Goal of the exercise: Exactness is required throughout. Return every record once more.

Component data from apps and pages:
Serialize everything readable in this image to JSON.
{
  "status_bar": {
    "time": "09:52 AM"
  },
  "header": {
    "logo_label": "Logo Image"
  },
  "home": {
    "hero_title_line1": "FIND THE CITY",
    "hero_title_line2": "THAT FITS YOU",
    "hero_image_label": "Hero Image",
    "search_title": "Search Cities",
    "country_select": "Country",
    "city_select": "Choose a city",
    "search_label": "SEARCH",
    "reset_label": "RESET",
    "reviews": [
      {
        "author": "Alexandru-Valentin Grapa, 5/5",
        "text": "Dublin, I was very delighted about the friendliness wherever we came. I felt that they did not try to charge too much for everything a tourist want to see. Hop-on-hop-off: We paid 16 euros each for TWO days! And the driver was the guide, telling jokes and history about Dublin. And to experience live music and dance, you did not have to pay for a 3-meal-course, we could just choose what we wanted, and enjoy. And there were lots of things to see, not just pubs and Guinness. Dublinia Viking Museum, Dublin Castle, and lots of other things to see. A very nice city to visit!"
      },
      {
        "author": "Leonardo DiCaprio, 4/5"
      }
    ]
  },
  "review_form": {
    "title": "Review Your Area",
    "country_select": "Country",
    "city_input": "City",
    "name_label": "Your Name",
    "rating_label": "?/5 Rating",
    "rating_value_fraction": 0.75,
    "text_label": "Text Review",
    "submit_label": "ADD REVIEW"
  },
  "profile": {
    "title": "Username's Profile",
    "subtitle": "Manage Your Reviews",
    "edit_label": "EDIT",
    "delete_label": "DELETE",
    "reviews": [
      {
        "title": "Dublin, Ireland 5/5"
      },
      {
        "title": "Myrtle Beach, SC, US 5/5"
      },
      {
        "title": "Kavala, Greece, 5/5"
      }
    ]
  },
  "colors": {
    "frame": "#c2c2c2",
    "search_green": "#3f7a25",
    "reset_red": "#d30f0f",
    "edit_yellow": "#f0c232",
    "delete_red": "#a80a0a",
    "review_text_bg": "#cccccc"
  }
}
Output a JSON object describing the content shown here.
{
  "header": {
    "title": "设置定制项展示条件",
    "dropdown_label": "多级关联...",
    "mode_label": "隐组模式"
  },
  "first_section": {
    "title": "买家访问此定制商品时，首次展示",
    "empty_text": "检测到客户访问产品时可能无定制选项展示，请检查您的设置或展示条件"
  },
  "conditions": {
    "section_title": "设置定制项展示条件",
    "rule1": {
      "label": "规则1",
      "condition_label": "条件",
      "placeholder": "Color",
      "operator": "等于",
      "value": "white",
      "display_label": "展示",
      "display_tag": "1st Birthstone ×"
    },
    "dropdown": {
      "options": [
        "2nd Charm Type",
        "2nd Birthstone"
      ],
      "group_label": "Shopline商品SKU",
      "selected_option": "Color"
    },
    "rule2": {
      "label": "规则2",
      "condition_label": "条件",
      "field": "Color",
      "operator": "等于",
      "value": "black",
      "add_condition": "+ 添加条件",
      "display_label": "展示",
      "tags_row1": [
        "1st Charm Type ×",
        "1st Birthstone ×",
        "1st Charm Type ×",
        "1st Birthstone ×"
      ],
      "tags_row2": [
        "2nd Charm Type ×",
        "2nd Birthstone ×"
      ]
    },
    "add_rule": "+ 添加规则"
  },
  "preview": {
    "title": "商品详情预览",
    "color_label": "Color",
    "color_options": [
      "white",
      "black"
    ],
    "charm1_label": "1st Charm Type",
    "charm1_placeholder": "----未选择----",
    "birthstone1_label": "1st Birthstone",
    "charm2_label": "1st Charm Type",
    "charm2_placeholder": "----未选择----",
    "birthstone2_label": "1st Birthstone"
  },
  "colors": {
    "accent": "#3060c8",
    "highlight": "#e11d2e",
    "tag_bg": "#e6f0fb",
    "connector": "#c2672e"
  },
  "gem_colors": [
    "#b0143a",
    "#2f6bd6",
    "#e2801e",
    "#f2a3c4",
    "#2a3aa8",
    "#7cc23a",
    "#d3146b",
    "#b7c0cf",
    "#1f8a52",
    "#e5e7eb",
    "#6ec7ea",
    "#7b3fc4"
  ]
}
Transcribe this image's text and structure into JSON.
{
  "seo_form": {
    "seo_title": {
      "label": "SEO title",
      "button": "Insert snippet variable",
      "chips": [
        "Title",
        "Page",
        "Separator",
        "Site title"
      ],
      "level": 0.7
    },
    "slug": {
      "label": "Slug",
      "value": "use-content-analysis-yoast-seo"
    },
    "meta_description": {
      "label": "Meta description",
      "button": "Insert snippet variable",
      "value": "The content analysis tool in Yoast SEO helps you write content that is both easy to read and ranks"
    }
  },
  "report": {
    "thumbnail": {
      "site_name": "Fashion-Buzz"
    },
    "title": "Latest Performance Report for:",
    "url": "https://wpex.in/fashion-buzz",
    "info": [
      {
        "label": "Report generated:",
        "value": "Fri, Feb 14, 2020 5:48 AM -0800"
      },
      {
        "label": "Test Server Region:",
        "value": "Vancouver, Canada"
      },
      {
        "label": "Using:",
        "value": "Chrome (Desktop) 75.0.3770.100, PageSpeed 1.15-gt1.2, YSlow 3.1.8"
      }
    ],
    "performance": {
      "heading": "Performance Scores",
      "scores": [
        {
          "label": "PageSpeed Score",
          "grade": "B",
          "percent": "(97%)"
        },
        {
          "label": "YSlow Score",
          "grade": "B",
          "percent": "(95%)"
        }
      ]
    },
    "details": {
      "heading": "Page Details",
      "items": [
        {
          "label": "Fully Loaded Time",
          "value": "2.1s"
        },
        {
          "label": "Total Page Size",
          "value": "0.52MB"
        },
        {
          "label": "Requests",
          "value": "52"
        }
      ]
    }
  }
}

Task answer:
Serialize everything readable in this image to JSON.
{
  "status_bar": {
    "time": "09:52 AM"
  },
  "header": {
    "logo_label": "Logo Image"
  },
  "home": {
    "hero_title_line1": "FIND THE CITY",
    "hero_title_line2": "THAT FITS YOU",
    "hero_image_label": "Hero Image",
    "search_title": "Search Cities",
    "country_select": "Country",
    "city_select": "Choose a city",
    "search_label": "SEARCH",
    "reset_label": "RESET",
    "reviews": [
      {
        "author": "Alexandru-Valentin Grapa, 5/5",
        "text": "Dublin, I was very delighted about the friendliness wherever we came. I felt that they did not try to charge too much for everything a tourist want to see. Hop-on-hop-off: We paid 16 euros each for TWO days! And the driver was the guide, telling jokes and history about Dublin. And to experience live music and dance, you did not have to pay for a 3-meal-course, we could just choose what we wanted, and enjoy. And there were lots of things to see, not just pubs and Guinness. Dublinia Viking Museum, Dublin Castle, and lots of other things to see. A very nice city to visit!"
      },
      {
        "author": "Leonardo DiCaprio, 4/5"
      }
    ]
  },
  "review_form": {
    "title": "Review Your Area",
    "country_select": "Country",
    "city_input": "City",
    "name_label": "Your Name",
    "rating_label": "?/5 Rating",
    "rating_value_fraction": 0.75,
    "text_label": "Text Review",
    "submit_label": "ADD REVIEW"
  },
  "profile": {
    "title": "Username's Profile",
    "subtitle": "Manage Your Reviews",
    "edit_label": "EDIT",
    "delete_label": "DELETE",
    "reviews": [
      {
        "title": "Dublin, Ireland 5/5"
      },
      {
        "title": "Myrtle Beach, SC, US 5/5"
      },
      {
        "title": "Kavala, Greece, 5/5"
      }
    ]
  },
  "colors": {
    "frame": "#c2c2c2",
    "search_green": "#3f7a25",
    "reset_red": "#d30f0f",
    "edit_yellow": "#f0c232",
    "delete_red": "#a80a0a",
    "review_text_bg": "#cccccc"
  }
}
Output a JSON object describing the content shown here.
{
  "header": {
    "title": "设置定制项展示条件",
    "dropdown_label": "多级关联...",
    "mode_label": "隐组模式"
  },
  "first_section": {
    "title": "买家访问此定制商品时，首次展示",
    "empty_text": "检测到客户访问产品时可能无定制选项展示，请检查您的设置或展示条件"
  },
  "conditions": {
    "section_title": "设置定制项展示条件",
    "rule1": {
      "label": "规则1",
      "condition_label": "条件",
      "placeholder": "Color",
      "operator": "等于",
      "value": "white",
      "display_label": "展示",
      "display_tag": "1st Birthstone ×"
    },
    "dropdown": {
      "options": [
        "2nd Charm Type",
        "2nd Birthstone"
      ],
      "group_label": "Shopline商品SKU",
      "selected_option": "Color"
    },
    "rule2": {
      "label": "规则2",
      "condition_label": "条件",
      "field": "Color",
      "operator": "等于",
      "value": "black",
      "add_condition": "+ 添加条件",
      "display_label": "展示",
      "tags_row1": [
        "1st Charm Type ×",
        "1st Birthstone ×",
        "1st Charm Type ×",
        "1st Birthstone ×"
      ],
      "tags_row2": [
        "2nd Charm Type ×",
        "2nd Birthstone ×"
      ]
    },
    "add_rule": "+ 添加规则"
  },
  "preview": {
    "title": "商品详情预览",
    "color_label": "Color",
    "color_options": [
      "white",
      "black"
    ],
    "charm1_label": "1st Charm Type",
    "charm1_placeholder": "----未选择----",
    "birthstone1_label": "1st Birthstone",
    "charm2_label": "1st Charm Type",
    "charm2_placeholder": "----未选择----",
    "birthstone2_label": "1st Birthstone"
  },
  "colors": {
    "accent": "#3060c8",
    "highlight": "#e11d2e",
    "tag_bg": "#e6f0fb",
    "connector": "#c2672e"
  },
  "gem_colors": [
    "#b0143a",
    "#2f6bd6",
    "#e2801e",
    "#f2a3c4",
    "#2a3aa8",
    "#7cc23a",
    "#d3146b",
    "#b7c0cf",
    "#1f8a52",
    "#e5e7eb",
    "#6ec7ea",
    "#7b3fc4"
  ]
}
Transcribe this image's text and structure into JSON.
{
  "seo_form": {
    "seo_title": {
      "label": "SEO title",
      "button": "Insert snippet variable",
      "chips": [
        "Title",
        "Page",
        "Separator",
        "Site title"
      ],
      "level": 0.7
    },
    "slug": {
      "label": "Slug",
      "value": "use-content-analysis-yoast-seo"
    },
    "meta_description": {
      "label": "Meta description",
      "button": "Insert snippet variable",
      "value": "The content analysis tool in Yoast SEO helps you write content that is both easy to read and ranks"
    }
  },
  "report": {
    "thumbnail": {
      "site_name": "Fashion-Buzz"
    },
    "title": "Latest Performance Report for:",
    "url": "https://wpex.in/fashion-buzz",
    "info": [
      {
        "label": "Report generated:",
        "value": "Fri, Feb 14, 2020 5:48 AM -0800"
      },
      {
        "label": "Test Server Region:",
        "value": "Vancouver, Canada"
      },
      {
        "label": "Using:",
        "value": "Chrome (Desktop) 75.0.3770.100, PageSpeed 1.15-gt1.2, YSlow 3.1.8"
      }
    ],
    "performance": {
      "heading": "Performance Scores",
      "scores": [
        {
          "label": "PageSpeed Score",
          "grade": "B",
          "percent": "(97%)"
        },
        {
          "label": "YSlow Score",
          "grade": "B",
          "percent": "(95%)"
        }
      ]
    },
    "details": {
      "heading": "Page Details",
      "items": [
        {
          "label": "Fully Loaded Time",
          "value": "2.1s"
        },
        {
          "label": "Total Page Size",
          "value": "0.52MB"
        },
        {
          "label": "Requests",
          "value": "52"
        }
      ]
    }
  }
}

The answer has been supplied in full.